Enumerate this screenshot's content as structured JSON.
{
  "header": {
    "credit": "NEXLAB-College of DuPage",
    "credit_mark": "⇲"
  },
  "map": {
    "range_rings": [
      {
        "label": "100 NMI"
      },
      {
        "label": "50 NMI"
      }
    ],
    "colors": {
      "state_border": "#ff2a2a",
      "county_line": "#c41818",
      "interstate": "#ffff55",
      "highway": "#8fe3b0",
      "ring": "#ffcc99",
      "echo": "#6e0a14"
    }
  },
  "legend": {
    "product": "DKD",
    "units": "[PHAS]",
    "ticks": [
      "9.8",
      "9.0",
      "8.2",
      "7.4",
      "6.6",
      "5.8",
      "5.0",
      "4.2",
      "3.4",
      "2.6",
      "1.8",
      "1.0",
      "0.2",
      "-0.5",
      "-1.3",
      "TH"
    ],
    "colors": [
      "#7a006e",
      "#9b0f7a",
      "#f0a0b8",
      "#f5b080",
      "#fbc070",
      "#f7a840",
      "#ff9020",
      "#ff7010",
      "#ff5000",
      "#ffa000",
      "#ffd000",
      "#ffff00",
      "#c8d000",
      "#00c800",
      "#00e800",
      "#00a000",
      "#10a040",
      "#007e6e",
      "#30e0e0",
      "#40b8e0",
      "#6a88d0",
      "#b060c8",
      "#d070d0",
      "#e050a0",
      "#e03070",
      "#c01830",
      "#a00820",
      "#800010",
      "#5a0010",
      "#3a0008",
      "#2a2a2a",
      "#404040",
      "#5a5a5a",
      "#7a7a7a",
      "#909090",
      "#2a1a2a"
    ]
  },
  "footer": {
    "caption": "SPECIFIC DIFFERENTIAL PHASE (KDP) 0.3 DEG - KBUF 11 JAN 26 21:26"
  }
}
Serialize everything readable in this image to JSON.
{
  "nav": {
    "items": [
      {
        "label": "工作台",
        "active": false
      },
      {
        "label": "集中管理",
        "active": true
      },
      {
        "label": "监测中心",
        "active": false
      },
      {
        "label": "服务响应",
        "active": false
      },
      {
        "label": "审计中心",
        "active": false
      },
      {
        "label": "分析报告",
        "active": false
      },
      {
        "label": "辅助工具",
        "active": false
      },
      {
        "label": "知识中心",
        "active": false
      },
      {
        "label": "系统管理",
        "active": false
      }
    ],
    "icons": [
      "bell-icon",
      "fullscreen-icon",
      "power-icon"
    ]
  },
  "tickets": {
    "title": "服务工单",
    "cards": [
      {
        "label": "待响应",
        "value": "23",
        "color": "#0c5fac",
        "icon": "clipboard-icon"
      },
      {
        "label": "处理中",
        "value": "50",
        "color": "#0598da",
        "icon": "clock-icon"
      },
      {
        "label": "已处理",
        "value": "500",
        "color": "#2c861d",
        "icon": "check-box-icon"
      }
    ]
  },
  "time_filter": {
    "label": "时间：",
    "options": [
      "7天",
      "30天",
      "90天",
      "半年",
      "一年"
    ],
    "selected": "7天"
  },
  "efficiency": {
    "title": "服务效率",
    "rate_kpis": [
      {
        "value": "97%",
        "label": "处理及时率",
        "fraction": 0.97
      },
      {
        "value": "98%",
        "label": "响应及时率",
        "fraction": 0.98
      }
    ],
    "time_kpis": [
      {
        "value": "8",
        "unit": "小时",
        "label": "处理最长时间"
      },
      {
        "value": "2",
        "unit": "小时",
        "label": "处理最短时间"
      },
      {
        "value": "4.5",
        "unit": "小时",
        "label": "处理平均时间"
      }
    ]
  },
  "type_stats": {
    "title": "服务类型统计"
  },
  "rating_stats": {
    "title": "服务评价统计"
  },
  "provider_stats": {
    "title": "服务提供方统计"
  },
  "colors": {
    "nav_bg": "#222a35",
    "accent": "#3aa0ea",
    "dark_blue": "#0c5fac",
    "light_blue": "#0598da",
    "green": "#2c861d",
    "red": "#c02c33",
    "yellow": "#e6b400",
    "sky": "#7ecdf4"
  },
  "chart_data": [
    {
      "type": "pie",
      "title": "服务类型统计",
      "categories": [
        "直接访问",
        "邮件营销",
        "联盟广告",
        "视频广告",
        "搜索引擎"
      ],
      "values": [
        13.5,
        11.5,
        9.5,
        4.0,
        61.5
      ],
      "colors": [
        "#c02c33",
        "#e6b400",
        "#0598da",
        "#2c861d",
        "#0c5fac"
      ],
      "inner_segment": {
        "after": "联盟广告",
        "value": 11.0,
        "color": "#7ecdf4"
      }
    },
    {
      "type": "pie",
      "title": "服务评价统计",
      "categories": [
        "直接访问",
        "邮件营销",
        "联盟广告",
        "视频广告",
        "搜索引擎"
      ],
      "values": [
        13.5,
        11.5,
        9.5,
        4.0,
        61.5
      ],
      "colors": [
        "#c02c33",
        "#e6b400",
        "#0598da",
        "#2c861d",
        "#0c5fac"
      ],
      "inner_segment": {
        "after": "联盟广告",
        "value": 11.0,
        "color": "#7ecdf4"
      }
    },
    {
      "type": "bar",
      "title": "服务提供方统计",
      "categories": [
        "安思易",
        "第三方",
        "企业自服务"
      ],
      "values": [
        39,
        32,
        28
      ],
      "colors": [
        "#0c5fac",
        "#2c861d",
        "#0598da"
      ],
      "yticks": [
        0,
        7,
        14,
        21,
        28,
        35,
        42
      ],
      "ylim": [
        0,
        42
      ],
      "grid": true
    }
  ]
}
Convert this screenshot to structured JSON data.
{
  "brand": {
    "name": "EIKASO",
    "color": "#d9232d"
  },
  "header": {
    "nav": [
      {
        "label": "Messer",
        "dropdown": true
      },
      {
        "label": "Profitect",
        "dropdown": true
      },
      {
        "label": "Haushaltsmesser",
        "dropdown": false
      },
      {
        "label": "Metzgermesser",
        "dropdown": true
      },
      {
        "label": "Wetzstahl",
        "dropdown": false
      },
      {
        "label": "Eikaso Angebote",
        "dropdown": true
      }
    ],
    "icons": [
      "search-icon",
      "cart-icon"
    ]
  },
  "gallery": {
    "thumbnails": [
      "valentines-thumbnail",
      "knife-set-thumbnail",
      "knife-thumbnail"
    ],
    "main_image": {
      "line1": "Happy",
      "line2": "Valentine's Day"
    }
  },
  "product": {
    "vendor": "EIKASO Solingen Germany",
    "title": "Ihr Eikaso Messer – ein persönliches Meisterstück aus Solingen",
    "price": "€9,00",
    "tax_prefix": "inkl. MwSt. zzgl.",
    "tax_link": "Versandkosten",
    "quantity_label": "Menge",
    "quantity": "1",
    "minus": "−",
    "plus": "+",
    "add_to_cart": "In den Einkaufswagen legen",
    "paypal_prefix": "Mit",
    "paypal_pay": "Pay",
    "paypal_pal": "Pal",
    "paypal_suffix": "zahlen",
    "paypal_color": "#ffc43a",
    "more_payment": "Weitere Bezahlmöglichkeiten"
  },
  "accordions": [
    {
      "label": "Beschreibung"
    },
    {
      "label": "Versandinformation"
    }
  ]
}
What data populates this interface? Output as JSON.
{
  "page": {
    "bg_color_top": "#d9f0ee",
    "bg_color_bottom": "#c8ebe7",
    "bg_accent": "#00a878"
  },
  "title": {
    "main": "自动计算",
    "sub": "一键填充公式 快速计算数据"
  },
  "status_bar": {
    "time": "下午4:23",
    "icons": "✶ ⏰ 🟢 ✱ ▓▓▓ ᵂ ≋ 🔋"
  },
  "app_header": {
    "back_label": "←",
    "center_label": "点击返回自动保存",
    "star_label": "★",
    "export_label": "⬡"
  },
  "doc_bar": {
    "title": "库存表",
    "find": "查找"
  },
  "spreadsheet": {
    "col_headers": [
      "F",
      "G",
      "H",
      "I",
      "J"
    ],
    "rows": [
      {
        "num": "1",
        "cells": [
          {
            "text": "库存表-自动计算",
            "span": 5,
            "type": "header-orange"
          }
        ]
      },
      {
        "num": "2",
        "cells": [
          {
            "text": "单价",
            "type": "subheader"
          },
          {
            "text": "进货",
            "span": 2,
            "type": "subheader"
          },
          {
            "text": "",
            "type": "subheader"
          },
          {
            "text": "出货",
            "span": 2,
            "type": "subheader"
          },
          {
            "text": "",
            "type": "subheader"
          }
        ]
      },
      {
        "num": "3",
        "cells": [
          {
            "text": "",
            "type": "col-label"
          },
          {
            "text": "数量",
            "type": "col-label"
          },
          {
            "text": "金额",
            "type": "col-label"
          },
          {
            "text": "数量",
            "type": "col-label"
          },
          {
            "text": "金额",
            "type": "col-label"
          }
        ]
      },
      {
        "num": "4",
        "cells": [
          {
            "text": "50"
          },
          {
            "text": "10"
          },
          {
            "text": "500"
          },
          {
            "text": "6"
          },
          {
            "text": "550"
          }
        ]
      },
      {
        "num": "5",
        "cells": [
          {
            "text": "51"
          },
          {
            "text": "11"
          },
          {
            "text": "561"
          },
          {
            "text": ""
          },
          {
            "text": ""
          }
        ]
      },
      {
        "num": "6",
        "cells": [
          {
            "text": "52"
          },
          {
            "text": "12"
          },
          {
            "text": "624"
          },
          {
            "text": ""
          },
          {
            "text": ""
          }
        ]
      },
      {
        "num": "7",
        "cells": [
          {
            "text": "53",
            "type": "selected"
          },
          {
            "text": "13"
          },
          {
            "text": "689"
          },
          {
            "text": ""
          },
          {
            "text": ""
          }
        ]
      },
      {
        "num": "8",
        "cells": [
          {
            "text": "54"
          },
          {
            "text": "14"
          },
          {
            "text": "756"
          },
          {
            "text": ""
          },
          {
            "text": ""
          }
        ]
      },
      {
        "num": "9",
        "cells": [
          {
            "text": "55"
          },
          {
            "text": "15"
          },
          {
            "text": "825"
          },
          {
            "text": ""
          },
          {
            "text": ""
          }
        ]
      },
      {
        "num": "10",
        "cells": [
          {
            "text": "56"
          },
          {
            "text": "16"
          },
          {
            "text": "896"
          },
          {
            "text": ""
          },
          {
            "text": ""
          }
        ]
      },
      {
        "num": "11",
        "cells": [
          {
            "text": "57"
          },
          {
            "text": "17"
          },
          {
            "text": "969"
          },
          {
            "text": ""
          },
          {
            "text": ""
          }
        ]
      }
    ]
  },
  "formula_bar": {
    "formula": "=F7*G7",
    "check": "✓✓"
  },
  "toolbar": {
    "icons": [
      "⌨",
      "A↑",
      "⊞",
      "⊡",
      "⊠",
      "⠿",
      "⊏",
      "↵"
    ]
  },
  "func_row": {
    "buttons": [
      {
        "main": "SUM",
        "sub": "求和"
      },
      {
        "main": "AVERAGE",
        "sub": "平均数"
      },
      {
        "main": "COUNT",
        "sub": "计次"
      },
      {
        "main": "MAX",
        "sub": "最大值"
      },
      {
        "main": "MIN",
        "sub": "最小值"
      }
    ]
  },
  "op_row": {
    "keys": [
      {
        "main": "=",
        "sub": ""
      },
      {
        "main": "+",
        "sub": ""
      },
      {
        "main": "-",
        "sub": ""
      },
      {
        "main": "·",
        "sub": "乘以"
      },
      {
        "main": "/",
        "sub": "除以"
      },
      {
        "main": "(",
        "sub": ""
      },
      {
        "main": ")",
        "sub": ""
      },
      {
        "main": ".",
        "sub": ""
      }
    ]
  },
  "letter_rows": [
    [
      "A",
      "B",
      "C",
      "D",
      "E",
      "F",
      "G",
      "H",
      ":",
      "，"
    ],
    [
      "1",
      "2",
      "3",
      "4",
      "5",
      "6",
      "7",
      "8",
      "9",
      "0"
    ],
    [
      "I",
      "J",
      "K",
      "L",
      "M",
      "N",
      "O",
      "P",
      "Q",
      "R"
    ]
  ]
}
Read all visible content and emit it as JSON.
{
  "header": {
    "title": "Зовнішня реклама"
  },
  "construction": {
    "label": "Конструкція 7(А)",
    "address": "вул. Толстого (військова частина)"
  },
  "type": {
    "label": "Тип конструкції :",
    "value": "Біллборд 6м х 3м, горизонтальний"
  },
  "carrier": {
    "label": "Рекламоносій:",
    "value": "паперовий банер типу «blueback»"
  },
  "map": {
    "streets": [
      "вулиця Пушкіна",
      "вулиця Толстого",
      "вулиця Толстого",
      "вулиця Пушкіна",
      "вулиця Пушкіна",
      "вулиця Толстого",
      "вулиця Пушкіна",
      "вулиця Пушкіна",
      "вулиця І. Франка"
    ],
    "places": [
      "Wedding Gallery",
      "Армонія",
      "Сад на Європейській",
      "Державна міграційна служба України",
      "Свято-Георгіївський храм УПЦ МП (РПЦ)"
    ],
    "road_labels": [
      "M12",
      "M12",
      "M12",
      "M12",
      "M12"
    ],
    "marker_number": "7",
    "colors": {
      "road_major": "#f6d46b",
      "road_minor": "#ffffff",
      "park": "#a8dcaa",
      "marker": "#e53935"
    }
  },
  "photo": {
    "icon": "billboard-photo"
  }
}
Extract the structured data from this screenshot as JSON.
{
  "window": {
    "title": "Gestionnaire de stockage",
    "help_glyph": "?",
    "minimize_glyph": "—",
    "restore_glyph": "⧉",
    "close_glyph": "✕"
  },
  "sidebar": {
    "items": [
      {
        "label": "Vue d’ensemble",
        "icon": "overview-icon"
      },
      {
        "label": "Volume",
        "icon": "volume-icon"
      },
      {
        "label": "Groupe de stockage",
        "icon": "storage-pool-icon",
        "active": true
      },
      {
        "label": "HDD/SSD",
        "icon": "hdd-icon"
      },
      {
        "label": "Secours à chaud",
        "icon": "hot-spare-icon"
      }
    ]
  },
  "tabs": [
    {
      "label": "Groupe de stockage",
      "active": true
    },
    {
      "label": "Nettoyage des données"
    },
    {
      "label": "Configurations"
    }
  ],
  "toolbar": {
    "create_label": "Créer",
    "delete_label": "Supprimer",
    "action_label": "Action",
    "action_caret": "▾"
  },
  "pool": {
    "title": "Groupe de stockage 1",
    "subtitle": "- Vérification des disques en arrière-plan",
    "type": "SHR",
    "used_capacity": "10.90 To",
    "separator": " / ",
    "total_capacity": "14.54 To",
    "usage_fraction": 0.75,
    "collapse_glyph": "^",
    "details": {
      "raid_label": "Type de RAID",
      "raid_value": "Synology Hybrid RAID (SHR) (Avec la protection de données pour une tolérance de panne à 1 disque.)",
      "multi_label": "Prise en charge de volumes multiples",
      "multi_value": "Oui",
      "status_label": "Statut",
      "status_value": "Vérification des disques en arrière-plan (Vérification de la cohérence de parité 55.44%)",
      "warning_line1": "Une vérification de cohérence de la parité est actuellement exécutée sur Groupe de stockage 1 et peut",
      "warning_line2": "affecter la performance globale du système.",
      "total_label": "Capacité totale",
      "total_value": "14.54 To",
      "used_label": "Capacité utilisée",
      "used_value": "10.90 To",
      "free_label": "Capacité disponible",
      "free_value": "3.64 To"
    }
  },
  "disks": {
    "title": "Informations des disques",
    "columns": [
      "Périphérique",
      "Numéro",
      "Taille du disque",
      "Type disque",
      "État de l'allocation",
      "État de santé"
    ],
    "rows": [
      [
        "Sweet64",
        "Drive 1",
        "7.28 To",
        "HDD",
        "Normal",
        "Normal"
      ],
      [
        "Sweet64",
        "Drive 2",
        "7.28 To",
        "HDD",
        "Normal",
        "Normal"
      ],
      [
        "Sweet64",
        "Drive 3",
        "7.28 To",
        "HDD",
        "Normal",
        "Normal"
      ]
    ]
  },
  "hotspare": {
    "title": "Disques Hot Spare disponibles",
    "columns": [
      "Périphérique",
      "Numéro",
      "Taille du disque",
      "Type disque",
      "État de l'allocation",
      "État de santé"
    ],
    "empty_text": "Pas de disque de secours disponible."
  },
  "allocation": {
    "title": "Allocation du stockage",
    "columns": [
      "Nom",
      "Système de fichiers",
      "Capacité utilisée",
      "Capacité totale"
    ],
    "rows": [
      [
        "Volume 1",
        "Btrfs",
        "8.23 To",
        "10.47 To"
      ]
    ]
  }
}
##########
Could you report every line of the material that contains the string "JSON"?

Enumerate this screenshot's content as structured JSON.
Serialize everything readable in this image to JSON.
Convert this screenshot to structured JSON data.
What data populates this interface? Output as JSON.
Read all visible content and emit it as JSON.
Extract the structured data from this screenshot as JSON.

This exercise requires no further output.